───── Task inputs ─────
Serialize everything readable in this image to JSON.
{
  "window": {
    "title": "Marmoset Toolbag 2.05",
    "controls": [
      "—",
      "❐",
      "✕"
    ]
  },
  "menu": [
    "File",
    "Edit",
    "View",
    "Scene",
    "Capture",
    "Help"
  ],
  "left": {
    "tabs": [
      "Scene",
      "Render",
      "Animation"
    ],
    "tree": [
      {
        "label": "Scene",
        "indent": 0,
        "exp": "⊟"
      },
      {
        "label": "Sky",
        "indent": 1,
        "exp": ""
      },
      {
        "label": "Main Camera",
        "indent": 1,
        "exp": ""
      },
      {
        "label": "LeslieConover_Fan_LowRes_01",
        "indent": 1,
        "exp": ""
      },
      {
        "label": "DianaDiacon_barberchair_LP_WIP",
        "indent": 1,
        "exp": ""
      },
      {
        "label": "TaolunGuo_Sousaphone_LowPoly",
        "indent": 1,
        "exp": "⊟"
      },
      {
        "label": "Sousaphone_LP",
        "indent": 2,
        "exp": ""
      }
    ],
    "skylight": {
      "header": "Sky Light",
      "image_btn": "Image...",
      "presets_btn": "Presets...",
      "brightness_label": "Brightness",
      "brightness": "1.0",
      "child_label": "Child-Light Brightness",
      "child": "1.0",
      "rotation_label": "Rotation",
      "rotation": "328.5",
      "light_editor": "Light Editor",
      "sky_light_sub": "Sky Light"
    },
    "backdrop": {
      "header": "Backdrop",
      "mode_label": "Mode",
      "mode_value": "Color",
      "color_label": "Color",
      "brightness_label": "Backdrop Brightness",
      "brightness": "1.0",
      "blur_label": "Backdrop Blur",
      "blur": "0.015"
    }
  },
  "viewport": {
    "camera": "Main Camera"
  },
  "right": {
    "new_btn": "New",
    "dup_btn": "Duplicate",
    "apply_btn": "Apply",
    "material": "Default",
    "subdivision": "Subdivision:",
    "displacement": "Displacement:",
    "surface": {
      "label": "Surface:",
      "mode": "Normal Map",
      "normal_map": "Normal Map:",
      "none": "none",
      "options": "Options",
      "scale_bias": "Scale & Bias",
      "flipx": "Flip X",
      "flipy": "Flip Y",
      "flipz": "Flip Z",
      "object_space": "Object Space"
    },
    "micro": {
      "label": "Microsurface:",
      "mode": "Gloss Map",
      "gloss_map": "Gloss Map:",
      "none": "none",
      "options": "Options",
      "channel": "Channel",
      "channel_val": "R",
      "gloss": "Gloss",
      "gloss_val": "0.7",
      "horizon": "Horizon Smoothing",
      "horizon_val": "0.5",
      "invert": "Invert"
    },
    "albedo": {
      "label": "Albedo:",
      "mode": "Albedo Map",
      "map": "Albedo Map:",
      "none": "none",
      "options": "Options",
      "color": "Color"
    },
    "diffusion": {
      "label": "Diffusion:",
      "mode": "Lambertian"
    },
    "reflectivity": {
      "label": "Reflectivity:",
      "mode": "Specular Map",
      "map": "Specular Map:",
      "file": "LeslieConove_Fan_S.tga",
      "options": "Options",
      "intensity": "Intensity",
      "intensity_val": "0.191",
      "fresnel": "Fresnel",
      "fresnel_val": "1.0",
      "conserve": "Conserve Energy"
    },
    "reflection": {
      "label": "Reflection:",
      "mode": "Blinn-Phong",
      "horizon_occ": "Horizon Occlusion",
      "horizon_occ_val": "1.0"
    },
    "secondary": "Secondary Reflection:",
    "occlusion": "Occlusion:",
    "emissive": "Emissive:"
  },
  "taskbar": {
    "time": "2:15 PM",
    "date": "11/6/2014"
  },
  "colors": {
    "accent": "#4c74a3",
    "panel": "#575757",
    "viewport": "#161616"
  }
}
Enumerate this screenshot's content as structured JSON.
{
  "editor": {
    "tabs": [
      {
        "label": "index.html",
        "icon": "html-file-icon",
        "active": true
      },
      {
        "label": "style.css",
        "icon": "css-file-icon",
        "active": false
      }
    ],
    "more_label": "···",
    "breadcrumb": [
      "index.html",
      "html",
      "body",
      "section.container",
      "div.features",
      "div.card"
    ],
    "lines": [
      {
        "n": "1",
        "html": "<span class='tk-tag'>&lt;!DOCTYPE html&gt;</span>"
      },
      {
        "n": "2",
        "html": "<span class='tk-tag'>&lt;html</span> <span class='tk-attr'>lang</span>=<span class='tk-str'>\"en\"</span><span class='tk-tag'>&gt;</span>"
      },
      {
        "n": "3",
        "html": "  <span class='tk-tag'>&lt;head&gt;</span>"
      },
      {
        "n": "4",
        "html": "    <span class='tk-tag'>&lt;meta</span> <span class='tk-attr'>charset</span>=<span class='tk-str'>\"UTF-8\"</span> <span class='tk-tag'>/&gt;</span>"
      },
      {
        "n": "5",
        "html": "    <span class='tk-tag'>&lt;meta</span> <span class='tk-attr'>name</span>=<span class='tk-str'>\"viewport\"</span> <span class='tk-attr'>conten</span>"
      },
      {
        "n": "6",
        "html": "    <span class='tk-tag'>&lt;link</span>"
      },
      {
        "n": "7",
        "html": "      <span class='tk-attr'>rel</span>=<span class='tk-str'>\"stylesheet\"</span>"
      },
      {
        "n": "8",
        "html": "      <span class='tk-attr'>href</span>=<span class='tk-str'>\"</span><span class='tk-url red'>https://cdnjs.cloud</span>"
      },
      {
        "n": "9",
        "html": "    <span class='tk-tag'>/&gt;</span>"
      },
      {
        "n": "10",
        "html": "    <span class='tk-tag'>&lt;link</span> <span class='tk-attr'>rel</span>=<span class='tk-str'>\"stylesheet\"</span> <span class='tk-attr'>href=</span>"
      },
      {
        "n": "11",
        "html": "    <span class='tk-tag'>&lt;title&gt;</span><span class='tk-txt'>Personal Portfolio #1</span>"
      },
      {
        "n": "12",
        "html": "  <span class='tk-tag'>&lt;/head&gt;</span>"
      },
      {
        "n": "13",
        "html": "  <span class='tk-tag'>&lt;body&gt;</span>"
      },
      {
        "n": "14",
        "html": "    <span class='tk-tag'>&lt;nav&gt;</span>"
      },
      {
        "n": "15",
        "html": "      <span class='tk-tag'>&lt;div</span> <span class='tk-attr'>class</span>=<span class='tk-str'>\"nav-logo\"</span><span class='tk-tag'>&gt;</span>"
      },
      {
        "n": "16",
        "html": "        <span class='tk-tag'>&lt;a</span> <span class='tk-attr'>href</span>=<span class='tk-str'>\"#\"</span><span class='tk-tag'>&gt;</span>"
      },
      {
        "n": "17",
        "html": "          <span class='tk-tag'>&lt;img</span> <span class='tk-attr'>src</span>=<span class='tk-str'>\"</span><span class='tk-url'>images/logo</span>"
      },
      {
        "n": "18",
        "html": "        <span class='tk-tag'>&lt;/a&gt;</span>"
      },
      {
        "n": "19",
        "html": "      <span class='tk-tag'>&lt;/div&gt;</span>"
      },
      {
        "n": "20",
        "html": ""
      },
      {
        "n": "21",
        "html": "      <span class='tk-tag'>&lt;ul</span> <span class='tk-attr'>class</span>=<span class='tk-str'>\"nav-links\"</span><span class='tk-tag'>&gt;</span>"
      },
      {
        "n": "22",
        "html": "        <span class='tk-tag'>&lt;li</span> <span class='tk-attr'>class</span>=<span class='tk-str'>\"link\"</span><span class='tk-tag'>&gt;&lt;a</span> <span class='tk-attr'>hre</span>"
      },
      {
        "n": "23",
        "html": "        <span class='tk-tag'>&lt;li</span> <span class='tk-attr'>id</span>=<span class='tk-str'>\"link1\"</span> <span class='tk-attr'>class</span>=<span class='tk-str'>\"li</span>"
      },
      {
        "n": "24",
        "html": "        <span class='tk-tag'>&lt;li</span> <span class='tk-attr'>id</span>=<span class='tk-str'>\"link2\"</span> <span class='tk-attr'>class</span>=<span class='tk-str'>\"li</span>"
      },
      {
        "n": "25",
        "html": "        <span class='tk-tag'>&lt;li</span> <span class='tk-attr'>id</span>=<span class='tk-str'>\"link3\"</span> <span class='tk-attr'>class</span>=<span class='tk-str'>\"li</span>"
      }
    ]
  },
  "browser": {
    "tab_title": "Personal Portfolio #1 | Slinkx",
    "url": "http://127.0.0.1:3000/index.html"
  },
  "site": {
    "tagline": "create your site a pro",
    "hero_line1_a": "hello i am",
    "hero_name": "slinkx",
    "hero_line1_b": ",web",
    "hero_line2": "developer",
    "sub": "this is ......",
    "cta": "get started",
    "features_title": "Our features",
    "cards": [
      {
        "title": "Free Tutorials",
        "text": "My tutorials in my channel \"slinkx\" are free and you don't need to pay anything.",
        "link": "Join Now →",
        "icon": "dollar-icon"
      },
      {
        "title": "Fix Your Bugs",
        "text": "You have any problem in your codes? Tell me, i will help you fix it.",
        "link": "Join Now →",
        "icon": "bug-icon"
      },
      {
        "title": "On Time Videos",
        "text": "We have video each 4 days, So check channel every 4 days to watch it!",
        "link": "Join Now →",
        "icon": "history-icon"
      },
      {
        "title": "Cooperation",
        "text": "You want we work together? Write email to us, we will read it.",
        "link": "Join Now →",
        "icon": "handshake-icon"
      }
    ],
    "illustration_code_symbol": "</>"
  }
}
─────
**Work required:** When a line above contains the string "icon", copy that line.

**Answer to the problem:**
        "icon": "html-file-icon",
        "icon": "css-file-icon",
        "icon": "dollar-icon"
        "icon": "bug-icon"
        "icon": "history-icon"
        "icon": "handshake-icon"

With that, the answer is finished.